[Opening PROVIDED RECORDS section]

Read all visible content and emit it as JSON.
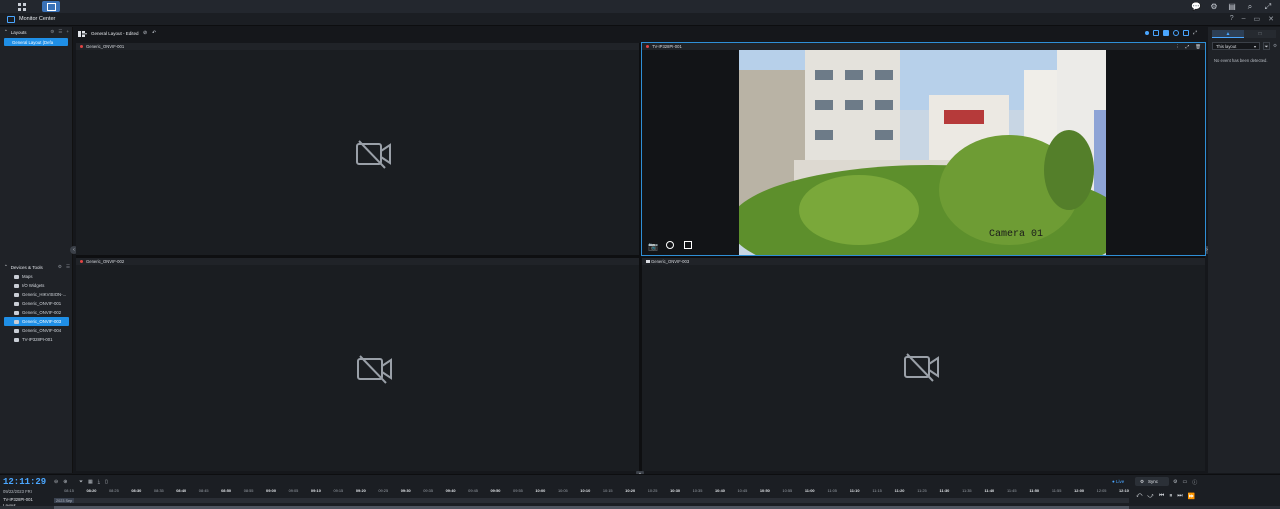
{
  "app": {
    "title": "Monitor Center"
  },
  "topbar": {
    "right_icons": [
      "chat-icon",
      "options-icon",
      "widgets-icon",
      "search-icon",
      "expand-icon"
    ]
  },
  "window_controls": [
    "?",
    "–",
    "▭",
    "✕"
  ],
  "left_panel": {
    "layouts_header": "Layouts",
    "layouts": [
      {
        "label": "General Layout (Defa"
      }
    ],
    "devices_header": "Devices & Tools",
    "devices": [
      {
        "label": "Maps",
        "icon": "map-icon"
      },
      {
        "label": "I/O Widgets",
        "icon": "lock-icon"
      },
      {
        "label": "Generic_HIKVISION-...",
        "icon": "camera-icon"
      },
      {
        "label": "Generic_ONVIF-001",
        "icon": "camera-icon"
      },
      {
        "label": "Generic_ONVIF-002",
        "icon": "camera-icon"
      },
      {
        "label": "Generic_ONVIF-003",
        "icon": "camera-icon",
        "selected": true
      },
      {
        "label": "Generic_ONVIF-004",
        "icon": "camera-icon"
      },
      {
        "label": "TV-IP328PI-001",
        "icon": "camera-icon"
      }
    ]
  },
  "toolbar": {
    "layout_name": "General Layout - Edited"
  },
  "cells": [
    {
      "name": "Generic_ONVIF-001",
      "status": "error",
      "feed": "none"
    },
    {
      "name": "TV-IP328PI-001",
      "status": "error",
      "feed": "live",
      "selected": true,
      "overlay_text": "Camera 01"
    },
    {
      "name": "Generic_ONVIF-002",
      "status": "error",
      "feed": "none"
    },
    {
      "name": "Generic_ONVIF-003",
      "status": "recording",
      "feed": "none"
    }
  ],
  "right_panel": {
    "filter": "This layout",
    "empty_message": "No event has been detected."
  },
  "bottom": {
    "time": "12:11:29",
    "date": "09/22/2023 FRI",
    "camera": "TV-IP328PI-001",
    "layout": "Layout",
    "live": "● Live",
    "sync": "Sync",
    "track_label": "2023 Sep",
    "ticks": [
      "08:15",
      "08:20",
      "08:25",
      "08:30",
      "08:35",
      "08:40",
      "08:45",
      "08:50",
      "08:55",
      "09:00",
      "09:05",
      "09:10",
      "09:15",
      "09:20",
      "09:25",
      "09:30",
      "09:35",
      "09:40",
      "09:45",
      "09:50",
      "09:55",
      "10:00",
      "10:05",
      "10:10",
      "10:15",
      "10:20",
      "10:25",
      "10:30",
      "10:35",
      "10:40",
      "10:45",
      "10:50",
      "10:55",
      "11:00",
      "11:05",
      "11:10",
      "11:15",
      "11:20",
      "11:25",
      "11:30",
      "11:35",
      "11:40",
      "11:45",
      "11:50",
      "11:55",
      "12:00",
      "12:05",
      "12:10"
    ],
    "major_ticks": [
      "08:20",
      "08:30",
      "08:40",
      "08:50",
      "09:00",
      "09:10",
      "09:20",
      "09:30",
      "09:40",
      "09:50",
      "10:00",
      "10:10",
      "10:20",
      "10:30",
      "10:40",
      "10:50",
      "11:00",
      "11:10",
      "11:20",
      "11:30",
      "11:40",
      "11:50",
      "12:00",
      "12:10"
    ]
  },
  "colors": {
    "accent": "#1f8fe6",
    "error": "#e14444",
    "panel": "#1f2227"
  }
}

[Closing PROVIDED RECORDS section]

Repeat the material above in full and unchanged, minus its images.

Read all visible content and emit it as JSON.
{
  "app": {
    "title": "Monitor Center"
  },
  "topbar": {
    "right_icons": [
      "chat-icon",
      "options-icon",
      "widgets-icon",
      "search-icon",
      "expand-icon"
    ]
  },
  "window_controls": [
    "?",
    "–",
    "▭",
    "✕"
  ],
  "left_panel": {
    "layouts_header": "Layouts",
    "layouts": [
      {
        "label": "General Layout (Defa"
      }
    ],
    "devices_header": "Devices & Tools",
    "devices": [
      {
        "label": "Maps",
        "icon": "map-icon"
      },
      {
        "label": "I/O Widgets",
        "icon": "lock-icon"
      },
      {
        "label": "Generic_HIKVISION-...",
        "icon": "camera-icon"
      },
      {
        "label": "Generic_ONVIF-001",
        "icon": "camera-icon"
      },
      {
        "label": "Generic_ONVIF-002",
        "icon": "camera-icon"
      },
      {
        "label": "Generic_ONVIF-003",
        "icon": "camera-icon",
        "selected": true
      },
      {
        "label": "Generic_ONVIF-004",
        "icon": "camera-icon"
      },
      {
        "label": "TV-IP328PI-001",
        "icon": "camera-icon"
      }
    ]
  },
  "toolbar": {
    "layout_name": "General Layout - Edited"
  },
  "cells": [
    {
      "name": "Generic_ONVIF-001",
      "status": "error",
      "feed": "none"
    },
    {
      "name": "TV-IP328PI-001",
      "status": "error",
      "feed": "live",
      "selected": true,
      "overlay_text": "Camera 01"
    },
    {
      "name": "Generic_ONVIF-002",
      "status": "error",
      "feed": "none"
    },
    {
      "name": "Generic_ONVIF-003",
      "status": "recording",
      "feed": "none"
    }
  ],
  "right_panel": {
    "filter": "This layout",
    "empty_message": "No event has been detected."
  },
  "bottom": {
    "time": "12:11:29",
    "date": "09/22/2023 FRI",
    "camera": "TV-IP328PI-001",
    "layout": "Layout",
    "live": "● Live",
    "sync": "Sync",
    "track_label": "2023 Sep",
    "ticks": [
      "08:15",
      "08:20",
      "08:25",
      "08:30",
      "08:35",
      "08:40",
      "08:45",
      "08:50",
      "08:55",
      "09:00",
      "09:05",
      "09:10",
      "09:15",
      "09:20",
      "09:25",
      "09:30",
      "09:35",
      "09:40",
      "09:45",
      "09:50",
      "09:55",
      "10:00",
      "10:05",
      "10:10",
      "10:15",
      "10:20",
      "10:25",
      "10:30",
      "10:35",
      "10:40",
      "10:45",
      "10:50",
      "10:55",
      "11:00",
      "11:05",
      "11:10",
      "11:15",
      "11:20",
      "11:25",
      "11:30",
      "11:35",
      "11:40",
      "11:45",
      "11:50",
      "11:55",
      "12:00",
      "12:05",
      "12:10"
    ],
    "major_ticks": [
      "08:20",
      "08:30",
      "08:40",
      "08:50",
      "09:00",
      "09:10",
      "09:20",
      "09:30",
      "09:40",
      "09:50",
      "10:00",
      "10:10",
      "10:20",
      "10:30",
      "10:40",
      "10:50",
      "11:00",
      "11:10",
      "11:20",
      "11:30",
      "11:40",
      "11:50",
      "12:00",
      "12:10"
    ]
  },
  "colors": {
    "accent": "#1f8fe6",
    "error": "#e14444",
    "panel": "#1f2227"
  }
}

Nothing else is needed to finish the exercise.